The work will be performed in the wheelhouse and viewing platform of the crane – designed to lift heavy equipment such as engines and boilers during the fitting of battleships and ocean liners for John Brown and Company – for two days this weekend.
The crane stopped operation in 1971 but was reopened following a £3.75million refurbishment project in 2007.
Begg said he had grown up feeling two important things defined Scottish history – the Highland Clearances and the west coast’s shipbuilding heritage. But his first impression of the crane on a site visit was the contrast between its bulk, and the “elegant” but “tense” sounds made by the wind hitting the steel cables.
“Strong gusts caught in the steel and the wires and became very musical at times,” he said. “The sound became tonal. Emotionally, this had a curious effect on me. The sound felt like the sound of my own anxiety being realised and by recognising the anxiety it felt easier to manage. Up there in the wheelhouse among the huge drums around which the cables are wound, I felt a curious sense of calm.”
“The preconception of the Clyde is that it’s a hard-bitten place,” he added. “But I wanted to acknowledge its gentler, more subtle side. The aim is that if you can listen to it for 30 minutes or so it will bring an unusual degree of peace in an unlikely location.”

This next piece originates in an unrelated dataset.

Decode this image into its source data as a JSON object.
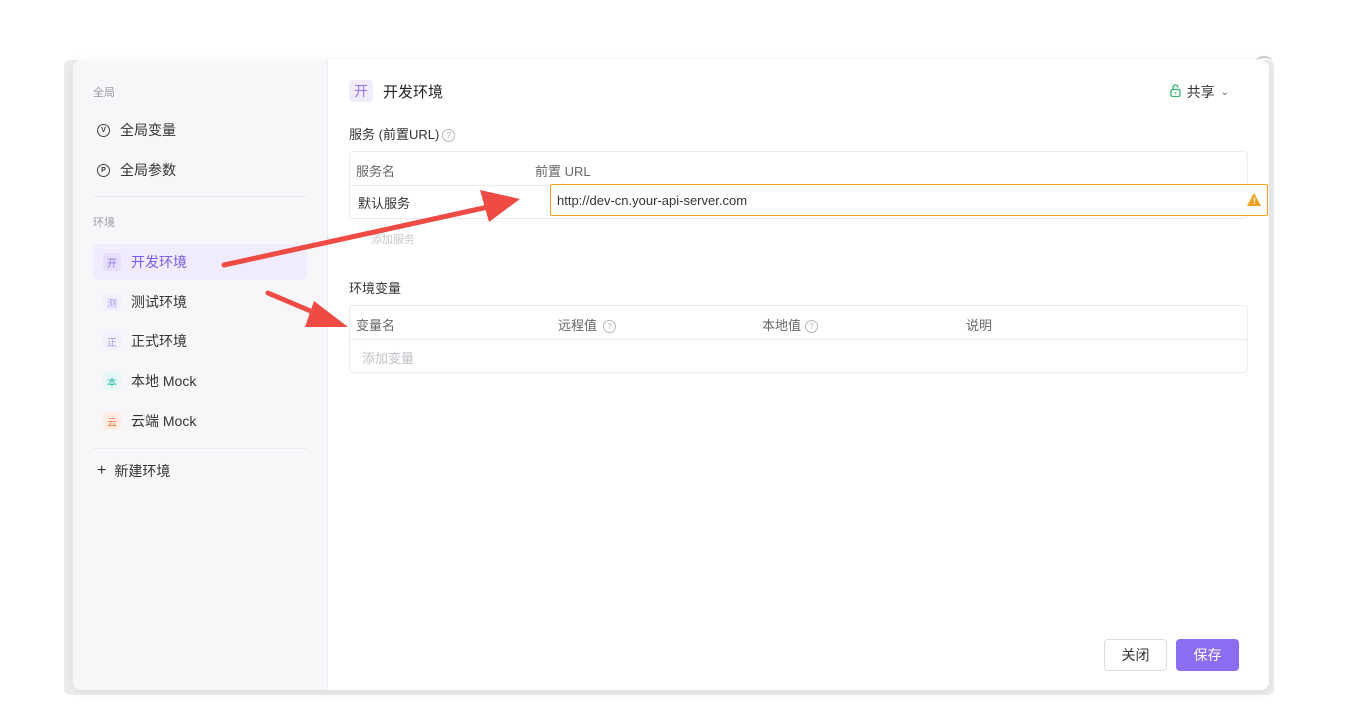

Cathie Boyd, founder and artistic director of the Sonica festival which brings together music and visual art, said: “The Titan crane is one of Glasgow’s most iconic landmarks. It’s monumental. When you fly in or out of the city you see it. For the people of Glas- gow I think it symbolises the past and the future – it is both a monument to an industrial age of unprecedented feats of engineering and exploration and also signals a prospective epoch of ambition, imagination and outgoingness.”
She said Begg’s piece was both “very beautiful and reflective”.
The biannual Sonica festival, which Boyd set up in 2012, runs from October 26 to November 5, and features performances, screenings, installations and club events across Glasgow.
Unusual works being brought to the city include Aquasonic – a Danish piece featuring underwater singing and music described as “whale song meets chamber music”. Meanwhile, Sideral by artists Marcela Amas and Gilberto examines the modulating music produced by meteorites. Bailie Denis Agnew, convener of museums and cultural development for West Dunbartonshire Council, said: “We are delighted that the iconic Titan crane will be a key element of this world-class programme of events in Glasgow. It’s a fantastic opportunity to highlight West Dunbartonshire’s fascinating past including our proud shipbuilding heritage.”
Artist Michael Begg, left, will turn the Titan crane into a huge Theremin